But what about all the younger generations that are joining SAP’s customer base of 400,000+ enterprise companies, working in Purchasing, Logistics, Engineering and other departments? The learning curve to use the SAP GUI, for someone born in the 1990’s is steep. What about the next wave of SAP users – someone born in the 2000’s – can you expect them to train on using the SAP GUI, a technology which originated in the 1970’s and matured in the 1990’s, when they started using the iPad by the age of 10 (or earlier)? This generation grew up in the era of PC’s, Mobile, Smartphones, Facebook, Twitter, Netflix and technology being “simple and modern”. So why should this be any different in business?
Let’s look at another group – 1950’s, 60’s, 70’s, 80’s, 90’s, 2000’s – it really doesn’t matter - Engineering, Manufacturing and / or Supply Chain users regardless of experience, age or background often times find it difficult or unacceptable to use the SAP GUI.
Furthermore, R&D / Engineering is made up of creative minds, who flourish in the area of design, collaboration and ingenuity. These groups of users are often times also SAP users, since the data they create jump start the entire SAP “product life cycle” (from Engineering through Purchasing, Manufacturing, Supply Chain, Logistics, Sales, Finance etc.).
These groups of users also DO NOT want to work in a transactional based SAP GUI – even if it is stable and it works. These groups of users are typically working with modern 3D CAD tools, intuitive collaboration portals, and on a day to day these groups of users engineer and design creative, life saving or essential products. Move these users into the GUI, and you may as well have hit the emergency brake on a racecar.

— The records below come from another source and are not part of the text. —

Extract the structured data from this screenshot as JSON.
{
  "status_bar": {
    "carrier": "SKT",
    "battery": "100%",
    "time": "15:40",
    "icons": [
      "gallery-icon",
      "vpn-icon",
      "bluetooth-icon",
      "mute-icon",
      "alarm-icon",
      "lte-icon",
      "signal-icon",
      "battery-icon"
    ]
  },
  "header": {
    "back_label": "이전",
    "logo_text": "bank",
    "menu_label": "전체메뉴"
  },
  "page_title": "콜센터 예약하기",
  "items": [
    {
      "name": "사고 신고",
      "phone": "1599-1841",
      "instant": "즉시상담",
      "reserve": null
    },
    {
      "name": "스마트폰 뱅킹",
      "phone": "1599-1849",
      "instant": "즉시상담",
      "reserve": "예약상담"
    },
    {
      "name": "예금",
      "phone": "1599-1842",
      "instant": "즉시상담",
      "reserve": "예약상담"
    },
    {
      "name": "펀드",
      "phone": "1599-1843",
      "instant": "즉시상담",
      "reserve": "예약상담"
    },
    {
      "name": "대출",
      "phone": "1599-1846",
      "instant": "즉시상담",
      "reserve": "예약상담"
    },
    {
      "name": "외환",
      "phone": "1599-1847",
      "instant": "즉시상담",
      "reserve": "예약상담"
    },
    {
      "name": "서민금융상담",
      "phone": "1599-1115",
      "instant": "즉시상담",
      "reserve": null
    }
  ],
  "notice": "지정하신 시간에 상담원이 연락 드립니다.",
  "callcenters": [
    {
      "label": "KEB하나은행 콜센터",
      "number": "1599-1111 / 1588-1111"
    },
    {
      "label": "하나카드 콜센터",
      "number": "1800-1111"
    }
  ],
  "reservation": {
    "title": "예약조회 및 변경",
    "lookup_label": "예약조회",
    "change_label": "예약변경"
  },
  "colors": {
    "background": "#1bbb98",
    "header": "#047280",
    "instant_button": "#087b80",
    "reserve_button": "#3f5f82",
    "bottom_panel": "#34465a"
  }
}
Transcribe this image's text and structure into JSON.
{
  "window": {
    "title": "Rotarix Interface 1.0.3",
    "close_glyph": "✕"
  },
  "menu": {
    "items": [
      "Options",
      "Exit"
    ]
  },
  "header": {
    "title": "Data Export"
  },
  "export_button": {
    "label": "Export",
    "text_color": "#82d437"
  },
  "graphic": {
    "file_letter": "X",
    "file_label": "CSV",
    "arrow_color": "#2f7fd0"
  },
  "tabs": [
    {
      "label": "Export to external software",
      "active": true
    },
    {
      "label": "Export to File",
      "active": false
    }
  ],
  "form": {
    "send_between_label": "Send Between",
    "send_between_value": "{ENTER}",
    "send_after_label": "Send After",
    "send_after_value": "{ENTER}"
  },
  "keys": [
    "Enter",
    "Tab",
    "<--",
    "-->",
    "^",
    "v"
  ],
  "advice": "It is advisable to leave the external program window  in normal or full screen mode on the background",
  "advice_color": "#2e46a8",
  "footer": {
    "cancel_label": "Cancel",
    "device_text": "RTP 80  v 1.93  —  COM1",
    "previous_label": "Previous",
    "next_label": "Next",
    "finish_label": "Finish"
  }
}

Here comes LeverX – a 17+ year SAP specialist partner, with 700+ employees worldwide, founded by former SAP PLM Leadership, specialized in the area of making SAP modern to use for Engineering and the Digital Supply Chain. LeverX has combined the power of the SAP GUI, the flexibility of the NWBC and the modern ease of use of Fiori, and created the IQ Suite – including IQ Product Work Center (PWC).
IQ PWC combines the transaction codes from SAP required for R&D / Engineering, Manufacturing – Supply Chain etc., and using the NWBC and Fiori technology, provides a simple, modern and efficient dashboard in “IQ PWC” aka within SAP, which can be accessed in the corporate or home office on a PC, or in the field on mobile platforms (tablets, Android, iOS etc.).
A single product informational dashboard, with visibility of documents, materials, t-codes – from Material Master, BOM’s, to Recipes, Quality, to Routing information – all made available in a single dashboard.
Do you want your engineers, quality and manufacturing to want to work in SAP? Call us today and request a demo.
Within IQ PWC, you can even enable “SLACK” like discussions – which we call IQ Discussions, or track Product Development readiness via IQ Launch, to ensure release statuses are followed properly as a product is being released.
Let’s jump into a demo, and you can see IQ PWC transform the SAP user experience into the modern era of 2020.
Next up on our blog, we will highlight a critical sub-group of these SAP users, who should not be working in the SAP GUI. These are the Engineers, Drafters and CAD Designers, working extensively with documents, CAD data and designing the products. For this group, SAP, together with its core partner DSC Software AG makes available the SAP Engineering Control Center (ECTR). ECTR makes Engineers want SAP!